• _Aim of the exercise_:
Please report the number of lines in the entries below that contain "name", with nothing added.

---------- Recorded data

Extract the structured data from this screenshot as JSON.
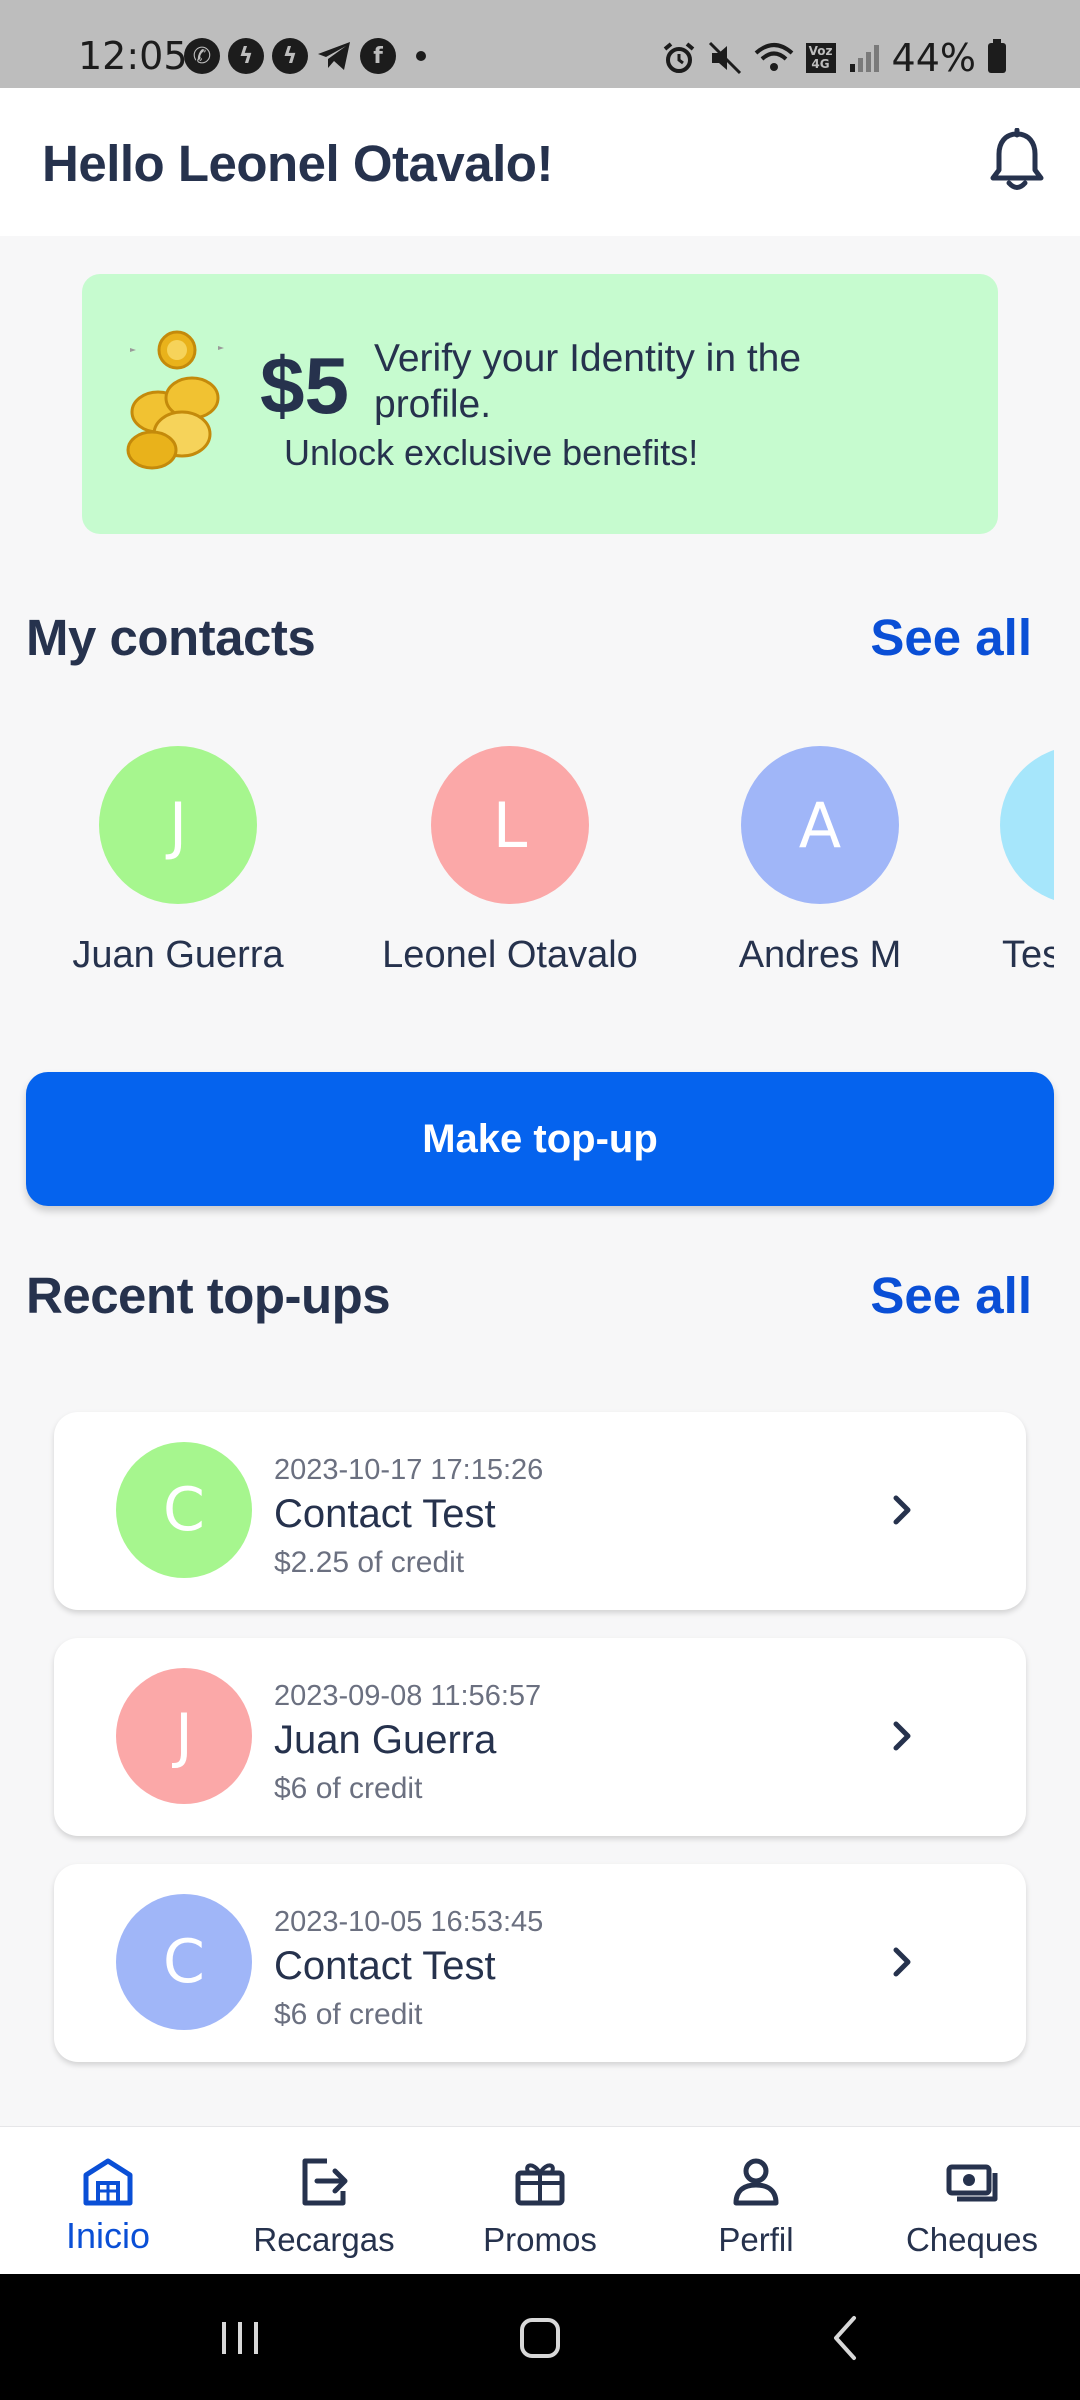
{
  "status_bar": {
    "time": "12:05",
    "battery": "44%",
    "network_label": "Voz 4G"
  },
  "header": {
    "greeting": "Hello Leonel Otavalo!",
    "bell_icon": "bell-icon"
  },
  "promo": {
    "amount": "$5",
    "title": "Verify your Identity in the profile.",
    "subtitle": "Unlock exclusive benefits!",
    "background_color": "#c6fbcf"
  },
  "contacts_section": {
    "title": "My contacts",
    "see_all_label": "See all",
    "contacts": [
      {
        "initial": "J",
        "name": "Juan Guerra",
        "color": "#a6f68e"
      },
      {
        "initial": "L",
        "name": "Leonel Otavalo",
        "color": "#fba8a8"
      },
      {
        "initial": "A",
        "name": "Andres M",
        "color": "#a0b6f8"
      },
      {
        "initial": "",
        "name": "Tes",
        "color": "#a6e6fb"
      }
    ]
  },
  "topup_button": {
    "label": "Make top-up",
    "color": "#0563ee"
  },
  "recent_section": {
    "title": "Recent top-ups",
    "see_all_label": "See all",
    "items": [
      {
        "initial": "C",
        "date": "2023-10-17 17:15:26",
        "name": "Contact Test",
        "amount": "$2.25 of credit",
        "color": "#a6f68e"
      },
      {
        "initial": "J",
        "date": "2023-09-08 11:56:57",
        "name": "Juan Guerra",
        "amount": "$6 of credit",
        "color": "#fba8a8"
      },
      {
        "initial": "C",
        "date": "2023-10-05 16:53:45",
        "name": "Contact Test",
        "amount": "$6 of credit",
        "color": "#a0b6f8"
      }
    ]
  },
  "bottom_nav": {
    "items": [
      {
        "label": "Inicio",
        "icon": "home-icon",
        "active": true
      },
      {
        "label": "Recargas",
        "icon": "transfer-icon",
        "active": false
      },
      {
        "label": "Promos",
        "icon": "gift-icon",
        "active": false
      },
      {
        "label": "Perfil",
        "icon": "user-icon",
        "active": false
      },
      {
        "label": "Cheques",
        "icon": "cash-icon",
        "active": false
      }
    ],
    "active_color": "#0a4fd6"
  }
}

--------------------
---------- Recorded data

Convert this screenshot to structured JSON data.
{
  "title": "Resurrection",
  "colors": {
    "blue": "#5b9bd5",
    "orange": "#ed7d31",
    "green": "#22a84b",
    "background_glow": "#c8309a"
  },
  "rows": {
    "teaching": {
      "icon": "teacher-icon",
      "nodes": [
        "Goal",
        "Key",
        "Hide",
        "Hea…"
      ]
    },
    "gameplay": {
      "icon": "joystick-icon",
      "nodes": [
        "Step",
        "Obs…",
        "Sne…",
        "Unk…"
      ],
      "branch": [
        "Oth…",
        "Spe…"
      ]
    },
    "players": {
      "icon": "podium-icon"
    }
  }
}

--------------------
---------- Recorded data

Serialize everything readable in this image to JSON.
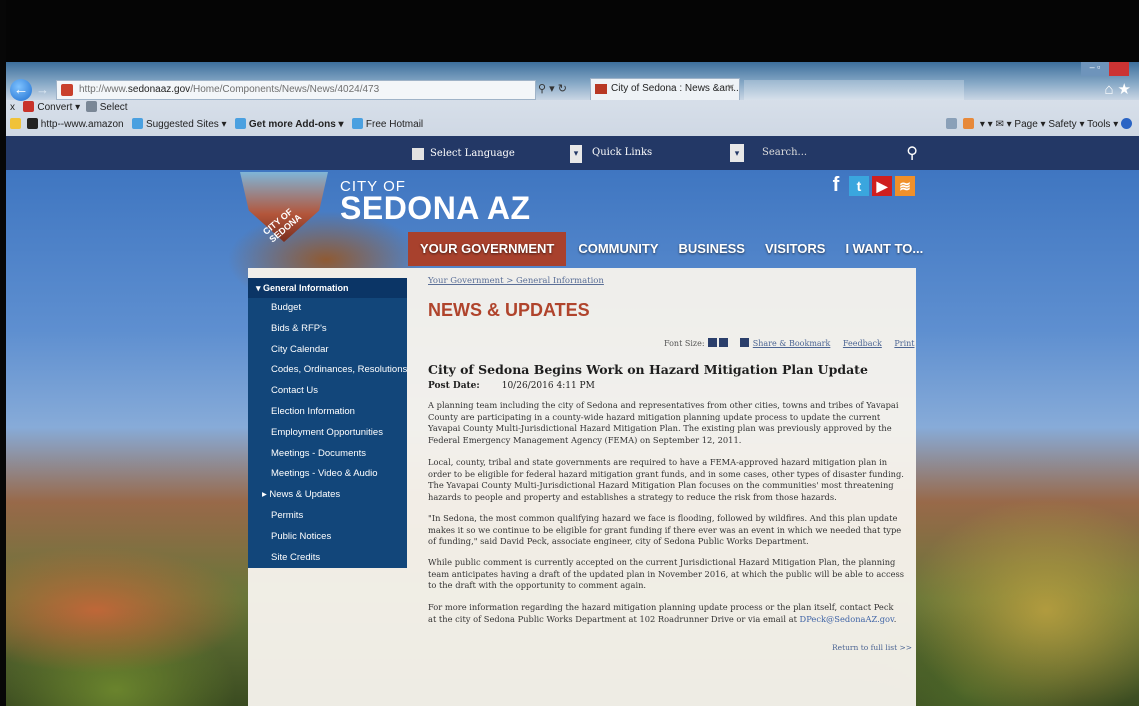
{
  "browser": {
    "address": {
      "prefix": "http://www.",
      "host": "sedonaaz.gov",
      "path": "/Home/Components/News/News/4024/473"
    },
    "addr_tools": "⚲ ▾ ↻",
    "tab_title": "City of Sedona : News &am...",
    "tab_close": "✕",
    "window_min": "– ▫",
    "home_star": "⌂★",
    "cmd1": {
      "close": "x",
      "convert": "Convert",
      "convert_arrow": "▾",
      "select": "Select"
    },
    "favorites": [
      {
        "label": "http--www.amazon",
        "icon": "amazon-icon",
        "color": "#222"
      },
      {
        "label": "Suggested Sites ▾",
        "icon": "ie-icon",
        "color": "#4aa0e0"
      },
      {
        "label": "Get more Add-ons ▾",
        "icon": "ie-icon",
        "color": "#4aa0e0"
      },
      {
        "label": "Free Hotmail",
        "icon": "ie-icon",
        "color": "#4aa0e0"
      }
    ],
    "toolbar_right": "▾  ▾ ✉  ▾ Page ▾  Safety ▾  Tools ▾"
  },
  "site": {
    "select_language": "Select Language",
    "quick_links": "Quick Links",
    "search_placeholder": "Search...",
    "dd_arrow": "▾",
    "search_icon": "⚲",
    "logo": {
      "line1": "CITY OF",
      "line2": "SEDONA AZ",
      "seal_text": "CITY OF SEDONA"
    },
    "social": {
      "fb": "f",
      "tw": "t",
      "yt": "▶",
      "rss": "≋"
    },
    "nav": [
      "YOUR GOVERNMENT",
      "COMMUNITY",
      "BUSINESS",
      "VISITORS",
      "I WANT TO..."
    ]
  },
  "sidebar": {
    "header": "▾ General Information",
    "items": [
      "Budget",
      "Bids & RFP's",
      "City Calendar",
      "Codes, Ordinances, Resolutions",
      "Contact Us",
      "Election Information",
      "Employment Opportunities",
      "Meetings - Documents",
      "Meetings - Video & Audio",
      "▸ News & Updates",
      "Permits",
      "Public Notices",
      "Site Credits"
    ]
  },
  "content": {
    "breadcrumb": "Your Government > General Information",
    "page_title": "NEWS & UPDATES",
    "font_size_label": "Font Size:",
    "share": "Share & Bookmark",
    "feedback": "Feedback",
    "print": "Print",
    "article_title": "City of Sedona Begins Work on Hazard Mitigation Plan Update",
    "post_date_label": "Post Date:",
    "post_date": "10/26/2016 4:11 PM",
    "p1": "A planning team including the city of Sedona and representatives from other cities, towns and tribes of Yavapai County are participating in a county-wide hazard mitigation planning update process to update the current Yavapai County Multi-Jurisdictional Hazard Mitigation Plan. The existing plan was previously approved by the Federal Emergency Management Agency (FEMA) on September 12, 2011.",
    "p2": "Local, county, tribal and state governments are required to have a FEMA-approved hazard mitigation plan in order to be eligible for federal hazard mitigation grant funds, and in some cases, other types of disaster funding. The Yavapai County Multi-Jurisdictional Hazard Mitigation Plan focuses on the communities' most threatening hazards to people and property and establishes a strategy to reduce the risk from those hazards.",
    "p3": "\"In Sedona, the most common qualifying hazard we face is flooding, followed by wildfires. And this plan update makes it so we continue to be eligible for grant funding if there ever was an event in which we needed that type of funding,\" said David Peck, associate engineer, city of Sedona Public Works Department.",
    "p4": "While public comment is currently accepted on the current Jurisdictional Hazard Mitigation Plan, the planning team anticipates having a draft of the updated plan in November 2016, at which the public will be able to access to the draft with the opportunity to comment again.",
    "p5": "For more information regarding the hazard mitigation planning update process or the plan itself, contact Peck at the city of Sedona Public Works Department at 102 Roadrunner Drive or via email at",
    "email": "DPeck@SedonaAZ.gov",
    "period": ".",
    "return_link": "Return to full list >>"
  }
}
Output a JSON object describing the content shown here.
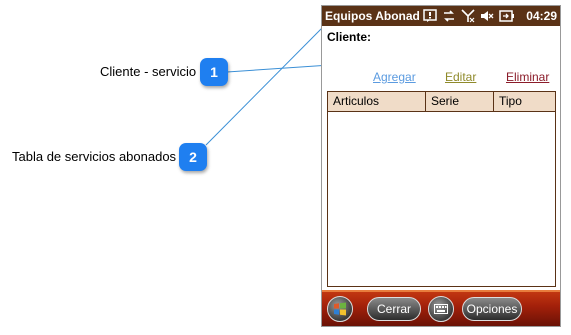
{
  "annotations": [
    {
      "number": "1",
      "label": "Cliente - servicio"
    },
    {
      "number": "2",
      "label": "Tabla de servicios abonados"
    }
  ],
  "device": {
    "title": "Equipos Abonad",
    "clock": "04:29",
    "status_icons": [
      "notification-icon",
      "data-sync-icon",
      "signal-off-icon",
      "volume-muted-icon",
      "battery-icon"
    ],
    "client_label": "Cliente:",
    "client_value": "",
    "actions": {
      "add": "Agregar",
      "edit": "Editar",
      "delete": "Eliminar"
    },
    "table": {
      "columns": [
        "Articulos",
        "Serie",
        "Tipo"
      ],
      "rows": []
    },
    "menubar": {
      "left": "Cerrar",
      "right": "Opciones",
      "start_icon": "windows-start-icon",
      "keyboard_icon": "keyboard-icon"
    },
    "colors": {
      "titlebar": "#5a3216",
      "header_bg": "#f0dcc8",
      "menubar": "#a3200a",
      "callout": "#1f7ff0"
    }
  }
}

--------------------

• _Result for this task_:
7